Prime Minister Malcolm Turnbull is setting his sights on a big win for Australian farmers in a far-reaching trade deal with the European Union, insisting that fair access for rural produce is vital to expanding the $99.5 billion trade relationship.
British officials will fly to Canberra for a “working group” on the free trade agreement, amid hopes on both sides that a deal will commence as soon as Britain leaves the European Union at the end of 2020.
Mr Turnbull is expected to discuss plans for a free trade agreement with Chancellor Angela Merkel.

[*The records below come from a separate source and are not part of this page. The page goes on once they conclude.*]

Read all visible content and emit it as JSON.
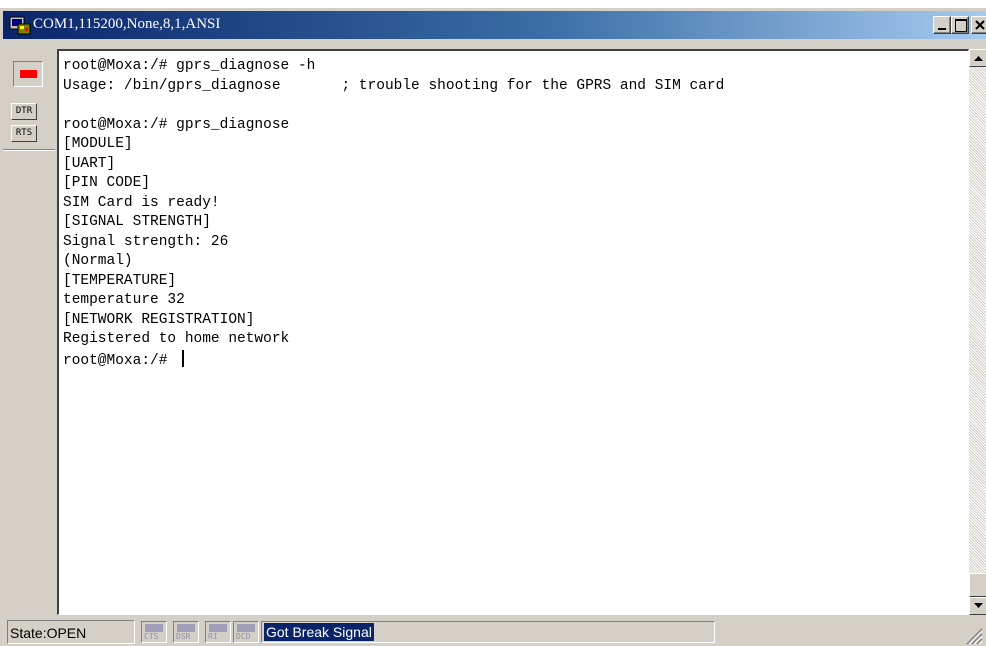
{
  "window": {
    "title": "COM1,115200,None,8,1,ANSI",
    "app_icon": "terminal-app-icon",
    "caption_buttons": [
      "minimize",
      "maximize",
      "close"
    ]
  },
  "left_toolbar": {
    "led_color": "#ff0000",
    "buttons": [
      {
        "label": "DTR"
      },
      {
        "label": "RTS"
      }
    ]
  },
  "terminal": {
    "lines": [
      "root@Moxa:/# gprs_diagnose -h",
      "Usage: /bin/gprs_diagnose       ; trouble shooting for the GPRS and SIM card",
      "",
      "root@Moxa:/# gprs_diagnose",
      "[MODULE]",
      "[UART]",
      "[PIN CODE]",
      "SIM Card is ready!",
      "[SIGNAL STRENGTH]",
      "Signal strength: 26",
      "(Normal)",
      "[TEMPERATURE]",
      "temperature 32",
      "[NETWORK REGISTRATION]",
      "Registered to home network",
      "root@Moxa:/# "
    ]
  },
  "status_bar": {
    "state": "State:OPEN",
    "signals": [
      "CTS",
      "DSR",
      "RI",
      "DCD"
    ],
    "message": "Got Break Signal"
  },
  "colors": {
    "titlebar_start": "#0a246a",
    "chrome": "#d4d0c8",
    "highlight": "#0a246a"
  }
}
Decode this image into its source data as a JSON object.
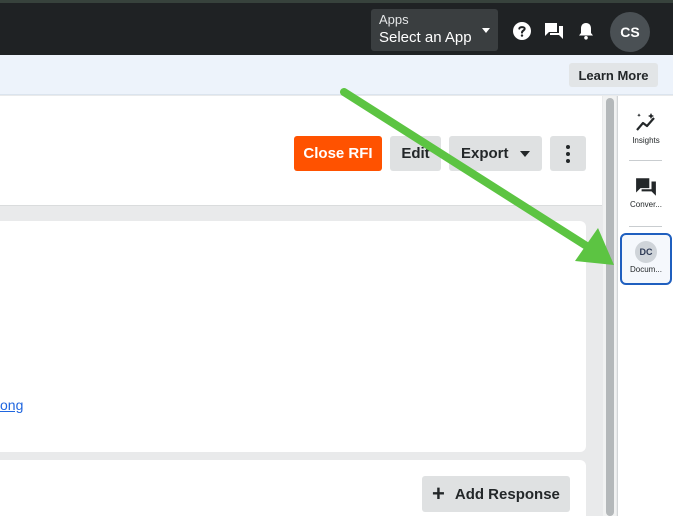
{
  "topbar": {
    "apps_label": "Apps",
    "apps_value": "Select an App",
    "avatar_initials": "CS",
    "icons": [
      "help-icon",
      "conversations-icon",
      "bell-icon"
    ]
  },
  "banner": {
    "learn_more": "Learn More"
  },
  "header": {
    "close_rfi": "Close RFI",
    "edit": "Edit",
    "export": "Export"
  },
  "body": {
    "link_text": "ong",
    "add_response": "Add Response"
  },
  "right_panel": {
    "items": [
      {
        "label": "Insights",
        "icon": "insights-icon"
      },
      {
        "label": "Conver...",
        "icon": "conversations-icon"
      },
      {
        "label": "Docum...",
        "icon": "documents-icon",
        "badge": "DC"
      }
    ]
  },
  "colors": {
    "primary_orange": "#ff5200",
    "annotation_green": "#5cc442",
    "active_border": "#1f5fbf"
  }
}
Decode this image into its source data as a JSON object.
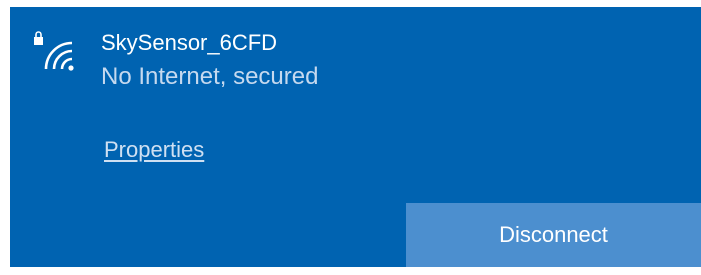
{
  "network": {
    "name": "SkySensor_6CFD",
    "status": "No Internet, secured",
    "icon": "wifi-secured-icon"
  },
  "actions": {
    "properties_label": "Properties",
    "disconnect_label": "Disconnect"
  },
  "colors": {
    "panel_background": "#0063b1",
    "status_text": "#c5d9ef",
    "button_background": "#4c8fcf"
  }
}
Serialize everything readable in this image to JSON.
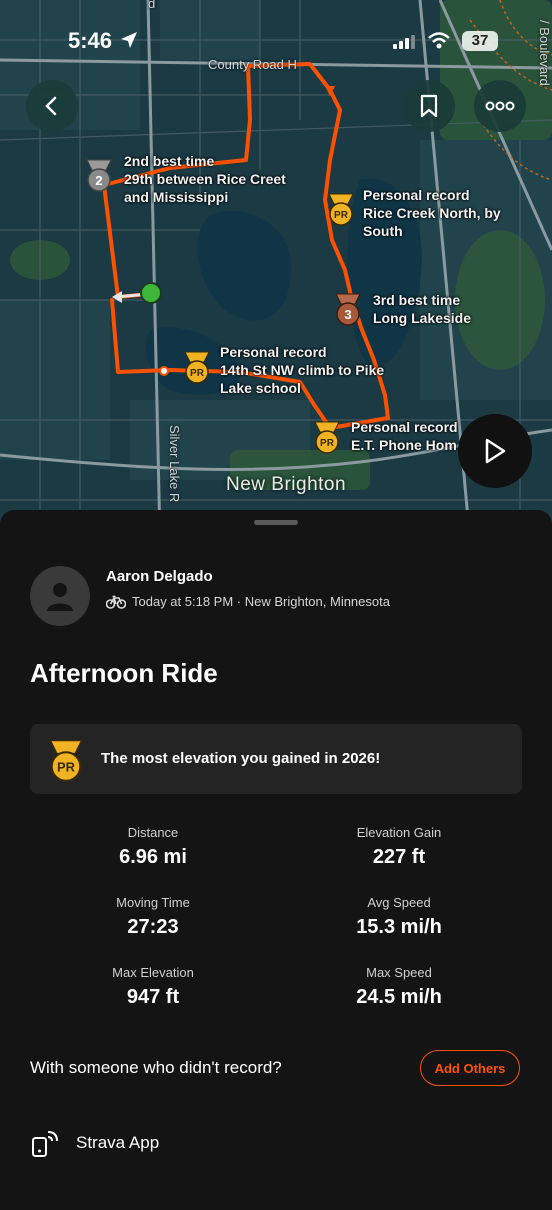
{
  "status_bar": {
    "time": "5:46",
    "battery": "37"
  },
  "map": {
    "road_labels": {
      "county_road": "County Road H",
      "silver_lake": "Silver Lake R",
      "boulevard": "/ Boulevard",
      "corner": "d"
    },
    "city": "New Brighton",
    "segments": [
      {
        "badge": "2",
        "status": "2nd best time",
        "name_line1": "29th between Rice Creet",
        "name_line2": "and Mississippi"
      },
      {
        "badge": "PR",
        "status": "Personal record",
        "name_line1": "Rice Creek North, by",
        "name_line2": "South"
      },
      {
        "badge": "3",
        "status": "3rd best time",
        "name_line1": "Long Lakeside",
        "name_line2": ""
      },
      {
        "badge": "PR",
        "status": "Personal record",
        "name_line1": "14th St NW climb to Pike",
        "name_line2": "Lake school"
      },
      {
        "badge": "PR",
        "status": "Personal record",
        "name_line1": "E.T. Phone Hom",
        "name_line2": ""
      }
    ]
  },
  "activity": {
    "athlete": "Aaron Delgado",
    "meta": "Today at 5:18 PM · New Brighton, Minnesota",
    "title": "Afternoon Ride",
    "achievement": {
      "badge": "PR",
      "text": "The most elevation you gained in 2026!"
    },
    "stats": [
      {
        "label": "Distance",
        "value": "6.96 mi"
      },
      {
        "label": "Elevation Gain",
        "value": "227 ft"
      },
      {
        "label": "Moving Time",
        "value": "27:23"
      },
      {
        "label": "Avg Speed",
        "value": "15.3 mi/h"
      },
      {
        "label": "Max Elevation",
        "value": "947 ft"
      },
      {
        "label": "Max Speed",
        "value": "24.5 mi/h"
      }
    ],
    "with_prompt": "With someone who didn't record?",
    "add_others": "Add Others",
    "device": "Strava App"
  },
  "colors": {
    "route": "#fc5200",
    "pr_gold": "#f0b323",
    "accent": "#fc5200"
  }
}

Ms Merkel running Europe’s largest economy and a key voice at the EU.
Negotiation of free trade agreements between Indonesia and Australia is expected to be completed by August of this year, Indonesian Coordinating Minister for Economic Affairs Darmin Nasution said here on Friday.
As the date for Brexit looms, trade minister Steven Ciobo is in London for talks on strengthening free trade ties with Britain.
Leaders from the Association of Southeast Asian Nations (ASEAN) and Australia met in Sydney on 18 March to discuss the next steps for their Strategic Partnership, initiated in 2014, with regional trade agreements, digital trade, and sustainable urbanisation high on the agenda.
The Governments of Indonesia and Australia are seeking to immediately complete the Indonesia-Australia Comprehensive Economic Partnership Agreement (IA-CEPA) negotiations, as they seek the grounds that hampered the negotiations.
There will be no Australia-European Union free-trade deal unless Europe wins exclusive use of key food and wine names, a top European official has warned.
Australian Prime Minister Malcolm Turnbull has expressed hope that Indonesia will one day join the revamped Trans-Pacific Partnership (TPP), popularly known as TPP-11.
Just a week after signing the Comprehensive and Progressive Agreement for Trans-Pacific Partnership (CPTPP) with nine other countries, Singapore and Australia vowed to “redouble” efforts to conclude an ambitious free-trade agreement among 16 Asia-Pacific countries this year.
Political party says the newly signed Trans-Pacific Partnership trade pact, which contains similar clauses to the Hong Kong deal, could prompt more costly challenges in The Hague
Canberra and Jakarta are unlikely to finalise a free trade deal ahead of the Indonesian president’s visit to Australia for a leaders summit.
A Japanese official speaking in Washington discussed conditions for Japan’s participation in China’s BRI project, while also suggesting China seek a partner role in the emerging ’Indo-Pacific Strategy’.
Many of the most harmful clauses remain.
Thailand has entered into negotiations for a number of free trade agreements (FTA). Its first FTA was the Asean Free Trade Area, signed in 1992. The country has six FTAs with India, Australia, New Zealand, Japan, Peru and Chile.
Under the deal, tariffs on 99 percent of Australian goods exported to Peru will be eliminated within five years.
The talks brought together officials from Australia, Canada, New Zealand, and Singapore with the Pacific Alliance coalition made up of four Latin American countries – Chile, Colombia, Mexico, and Peru.
The European Commission reportedly proposed a model for the fast track ratification of trade deals that should be applied for the first time to the new trade agreements with Australia and New Zealand.
Australia is currently hosting the second round of Pacific Alliance Free Trade Agreement negotiations.
There’s no way to tell what’s in the revised Trans-Pacific Partnership deal until we’ve seen the text, and we won’t see it until after it’s signed, in Chile on March 8.